• INSTRUCTIONS TO FOLLOW: Find the string "Instagram" in the listing and report every line that has it.

--- DATA FOR PROCESSING Enclosed Below ---

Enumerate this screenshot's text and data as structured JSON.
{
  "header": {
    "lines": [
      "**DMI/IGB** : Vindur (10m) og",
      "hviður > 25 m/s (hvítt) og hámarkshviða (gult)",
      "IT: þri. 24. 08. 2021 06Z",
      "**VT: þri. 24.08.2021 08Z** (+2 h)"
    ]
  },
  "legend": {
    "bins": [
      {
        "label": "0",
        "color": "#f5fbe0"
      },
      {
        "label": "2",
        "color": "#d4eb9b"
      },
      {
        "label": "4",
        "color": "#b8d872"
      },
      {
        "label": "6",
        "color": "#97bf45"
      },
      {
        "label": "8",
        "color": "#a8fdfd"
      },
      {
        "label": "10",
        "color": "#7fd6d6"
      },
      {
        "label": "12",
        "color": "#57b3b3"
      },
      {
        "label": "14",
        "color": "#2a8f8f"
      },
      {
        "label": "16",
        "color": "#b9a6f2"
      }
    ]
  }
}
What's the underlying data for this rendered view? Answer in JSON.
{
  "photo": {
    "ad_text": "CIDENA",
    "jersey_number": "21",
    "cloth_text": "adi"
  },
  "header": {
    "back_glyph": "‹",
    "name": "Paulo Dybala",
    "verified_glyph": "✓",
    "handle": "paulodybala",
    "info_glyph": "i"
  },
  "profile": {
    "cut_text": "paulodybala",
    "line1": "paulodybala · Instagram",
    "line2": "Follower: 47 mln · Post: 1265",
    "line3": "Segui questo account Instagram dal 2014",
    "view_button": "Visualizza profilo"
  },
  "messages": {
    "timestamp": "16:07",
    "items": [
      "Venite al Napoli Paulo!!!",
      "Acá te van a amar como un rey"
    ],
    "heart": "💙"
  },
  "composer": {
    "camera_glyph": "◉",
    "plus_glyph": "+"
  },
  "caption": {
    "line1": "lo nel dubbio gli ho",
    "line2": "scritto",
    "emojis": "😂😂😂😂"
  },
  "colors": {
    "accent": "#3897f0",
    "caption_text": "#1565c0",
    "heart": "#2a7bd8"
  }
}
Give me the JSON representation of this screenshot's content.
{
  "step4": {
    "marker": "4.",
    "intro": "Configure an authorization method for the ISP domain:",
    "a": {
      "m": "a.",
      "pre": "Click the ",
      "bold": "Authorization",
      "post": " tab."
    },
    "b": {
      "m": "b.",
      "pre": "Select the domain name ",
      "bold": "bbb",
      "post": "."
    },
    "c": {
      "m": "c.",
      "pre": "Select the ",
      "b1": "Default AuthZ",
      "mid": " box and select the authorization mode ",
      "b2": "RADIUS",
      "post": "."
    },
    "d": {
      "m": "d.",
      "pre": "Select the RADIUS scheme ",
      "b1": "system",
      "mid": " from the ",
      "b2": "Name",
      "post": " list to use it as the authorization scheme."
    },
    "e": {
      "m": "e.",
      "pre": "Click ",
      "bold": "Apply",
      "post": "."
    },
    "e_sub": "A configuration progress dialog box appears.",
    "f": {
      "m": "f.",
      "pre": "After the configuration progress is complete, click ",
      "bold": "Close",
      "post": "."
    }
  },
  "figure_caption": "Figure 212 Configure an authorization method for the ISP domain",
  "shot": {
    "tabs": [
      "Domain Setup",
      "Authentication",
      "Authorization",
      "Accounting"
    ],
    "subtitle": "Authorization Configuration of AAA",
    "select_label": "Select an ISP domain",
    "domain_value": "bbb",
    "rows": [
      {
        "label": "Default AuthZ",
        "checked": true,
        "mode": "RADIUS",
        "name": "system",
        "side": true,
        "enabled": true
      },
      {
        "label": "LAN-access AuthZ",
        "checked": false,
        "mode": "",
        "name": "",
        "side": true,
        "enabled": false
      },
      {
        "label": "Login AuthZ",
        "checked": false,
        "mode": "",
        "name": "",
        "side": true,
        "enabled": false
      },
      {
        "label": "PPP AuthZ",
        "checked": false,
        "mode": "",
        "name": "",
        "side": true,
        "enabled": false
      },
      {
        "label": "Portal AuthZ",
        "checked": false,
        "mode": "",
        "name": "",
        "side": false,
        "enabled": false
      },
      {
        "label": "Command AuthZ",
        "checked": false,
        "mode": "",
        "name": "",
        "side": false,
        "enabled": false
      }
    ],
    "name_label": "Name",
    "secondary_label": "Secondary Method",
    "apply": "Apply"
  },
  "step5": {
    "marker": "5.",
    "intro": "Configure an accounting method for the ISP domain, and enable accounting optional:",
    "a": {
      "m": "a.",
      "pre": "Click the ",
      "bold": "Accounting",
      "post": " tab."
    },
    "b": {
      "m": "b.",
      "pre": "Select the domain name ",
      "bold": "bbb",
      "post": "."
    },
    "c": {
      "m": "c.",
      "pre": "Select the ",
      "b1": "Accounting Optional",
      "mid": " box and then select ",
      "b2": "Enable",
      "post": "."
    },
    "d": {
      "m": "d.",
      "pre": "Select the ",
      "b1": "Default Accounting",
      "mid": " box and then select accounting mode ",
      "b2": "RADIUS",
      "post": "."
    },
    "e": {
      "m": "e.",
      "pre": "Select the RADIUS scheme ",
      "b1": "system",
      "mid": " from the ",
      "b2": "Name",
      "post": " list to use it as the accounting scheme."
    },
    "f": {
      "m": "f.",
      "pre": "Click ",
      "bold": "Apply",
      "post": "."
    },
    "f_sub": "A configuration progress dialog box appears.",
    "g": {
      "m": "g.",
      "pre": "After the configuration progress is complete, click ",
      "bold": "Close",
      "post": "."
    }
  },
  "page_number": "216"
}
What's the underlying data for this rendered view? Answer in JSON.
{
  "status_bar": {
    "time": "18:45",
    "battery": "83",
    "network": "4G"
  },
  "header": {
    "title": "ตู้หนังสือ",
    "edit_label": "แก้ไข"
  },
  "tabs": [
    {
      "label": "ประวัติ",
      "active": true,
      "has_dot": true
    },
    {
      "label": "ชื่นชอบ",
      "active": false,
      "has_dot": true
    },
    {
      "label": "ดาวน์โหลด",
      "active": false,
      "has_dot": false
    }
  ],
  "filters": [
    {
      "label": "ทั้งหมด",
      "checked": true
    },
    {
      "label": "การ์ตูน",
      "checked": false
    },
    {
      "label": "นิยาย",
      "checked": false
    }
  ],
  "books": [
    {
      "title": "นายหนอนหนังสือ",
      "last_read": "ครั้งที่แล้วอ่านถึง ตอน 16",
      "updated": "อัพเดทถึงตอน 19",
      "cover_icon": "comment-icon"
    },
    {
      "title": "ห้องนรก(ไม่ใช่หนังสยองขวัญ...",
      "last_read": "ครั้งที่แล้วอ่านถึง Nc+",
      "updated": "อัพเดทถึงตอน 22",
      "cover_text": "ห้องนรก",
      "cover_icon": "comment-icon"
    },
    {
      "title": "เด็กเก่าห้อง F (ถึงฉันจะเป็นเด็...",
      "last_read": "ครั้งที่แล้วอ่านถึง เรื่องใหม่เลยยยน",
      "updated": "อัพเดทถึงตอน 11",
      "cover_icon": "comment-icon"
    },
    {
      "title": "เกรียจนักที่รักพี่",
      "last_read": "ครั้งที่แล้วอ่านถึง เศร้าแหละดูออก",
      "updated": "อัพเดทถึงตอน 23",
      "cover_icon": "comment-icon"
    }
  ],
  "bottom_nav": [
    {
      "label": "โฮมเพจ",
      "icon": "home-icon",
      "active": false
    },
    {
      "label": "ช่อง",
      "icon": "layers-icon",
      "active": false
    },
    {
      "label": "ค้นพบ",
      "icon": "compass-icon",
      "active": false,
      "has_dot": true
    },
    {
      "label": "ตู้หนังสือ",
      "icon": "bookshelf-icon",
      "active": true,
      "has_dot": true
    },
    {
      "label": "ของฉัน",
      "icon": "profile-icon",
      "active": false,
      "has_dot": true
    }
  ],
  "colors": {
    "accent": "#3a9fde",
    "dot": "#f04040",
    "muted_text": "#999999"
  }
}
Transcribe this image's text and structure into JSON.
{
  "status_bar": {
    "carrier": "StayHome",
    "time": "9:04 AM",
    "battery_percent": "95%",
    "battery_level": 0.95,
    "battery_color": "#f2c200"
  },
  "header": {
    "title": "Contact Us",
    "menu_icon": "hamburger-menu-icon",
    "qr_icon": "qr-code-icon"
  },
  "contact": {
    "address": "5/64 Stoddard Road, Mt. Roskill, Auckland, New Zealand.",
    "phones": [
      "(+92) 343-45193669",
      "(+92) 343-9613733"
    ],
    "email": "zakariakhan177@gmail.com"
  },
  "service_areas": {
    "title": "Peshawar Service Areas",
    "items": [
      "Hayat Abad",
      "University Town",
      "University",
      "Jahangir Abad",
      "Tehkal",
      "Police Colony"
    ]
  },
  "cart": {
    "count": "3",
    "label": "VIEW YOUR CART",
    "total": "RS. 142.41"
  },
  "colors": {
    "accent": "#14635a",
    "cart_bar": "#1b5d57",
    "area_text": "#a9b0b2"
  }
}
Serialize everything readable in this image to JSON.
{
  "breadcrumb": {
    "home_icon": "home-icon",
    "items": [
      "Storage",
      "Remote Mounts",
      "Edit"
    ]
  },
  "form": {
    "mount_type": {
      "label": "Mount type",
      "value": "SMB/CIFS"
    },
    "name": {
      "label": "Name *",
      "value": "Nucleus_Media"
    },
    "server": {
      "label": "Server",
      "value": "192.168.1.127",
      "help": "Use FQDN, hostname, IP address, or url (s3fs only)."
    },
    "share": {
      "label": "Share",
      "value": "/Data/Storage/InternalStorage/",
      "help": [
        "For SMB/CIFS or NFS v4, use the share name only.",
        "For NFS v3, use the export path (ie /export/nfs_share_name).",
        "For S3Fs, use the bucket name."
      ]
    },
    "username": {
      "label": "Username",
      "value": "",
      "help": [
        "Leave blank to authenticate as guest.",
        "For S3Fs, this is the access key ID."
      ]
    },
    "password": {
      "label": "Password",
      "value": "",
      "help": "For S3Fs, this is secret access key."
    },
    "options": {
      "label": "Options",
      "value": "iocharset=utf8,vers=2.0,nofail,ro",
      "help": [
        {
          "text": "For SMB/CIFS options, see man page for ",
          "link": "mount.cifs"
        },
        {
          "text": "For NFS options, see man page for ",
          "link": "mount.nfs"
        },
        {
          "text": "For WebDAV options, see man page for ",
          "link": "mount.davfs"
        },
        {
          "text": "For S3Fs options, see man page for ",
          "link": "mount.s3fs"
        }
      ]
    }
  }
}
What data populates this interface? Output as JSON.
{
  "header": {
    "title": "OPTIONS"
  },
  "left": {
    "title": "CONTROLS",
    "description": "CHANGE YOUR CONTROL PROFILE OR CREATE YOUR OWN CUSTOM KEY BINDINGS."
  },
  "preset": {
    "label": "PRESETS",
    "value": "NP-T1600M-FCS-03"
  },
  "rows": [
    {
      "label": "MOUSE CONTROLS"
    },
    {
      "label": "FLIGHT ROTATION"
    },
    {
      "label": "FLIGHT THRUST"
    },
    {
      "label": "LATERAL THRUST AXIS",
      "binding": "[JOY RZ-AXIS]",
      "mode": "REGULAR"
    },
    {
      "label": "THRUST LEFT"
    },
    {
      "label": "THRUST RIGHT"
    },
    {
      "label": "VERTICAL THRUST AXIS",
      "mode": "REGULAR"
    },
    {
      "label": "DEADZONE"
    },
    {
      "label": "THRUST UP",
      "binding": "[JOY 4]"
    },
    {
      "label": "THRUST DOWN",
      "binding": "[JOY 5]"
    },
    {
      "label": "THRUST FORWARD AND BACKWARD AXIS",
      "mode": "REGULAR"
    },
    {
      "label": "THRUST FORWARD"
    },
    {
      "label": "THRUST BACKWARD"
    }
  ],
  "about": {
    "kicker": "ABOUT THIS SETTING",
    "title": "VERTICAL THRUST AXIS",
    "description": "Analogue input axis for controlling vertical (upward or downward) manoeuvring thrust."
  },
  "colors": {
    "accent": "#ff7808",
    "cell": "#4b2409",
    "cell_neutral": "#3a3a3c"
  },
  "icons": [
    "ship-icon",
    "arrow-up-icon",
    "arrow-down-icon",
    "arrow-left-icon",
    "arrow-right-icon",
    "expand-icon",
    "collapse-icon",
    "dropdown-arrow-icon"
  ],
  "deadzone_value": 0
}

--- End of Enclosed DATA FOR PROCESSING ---

• SOLUTION TO THE EXERCISE:
    "line1": "paulodybala · Instagram",
    "line3": "Segui questo account Instagram dal 2014",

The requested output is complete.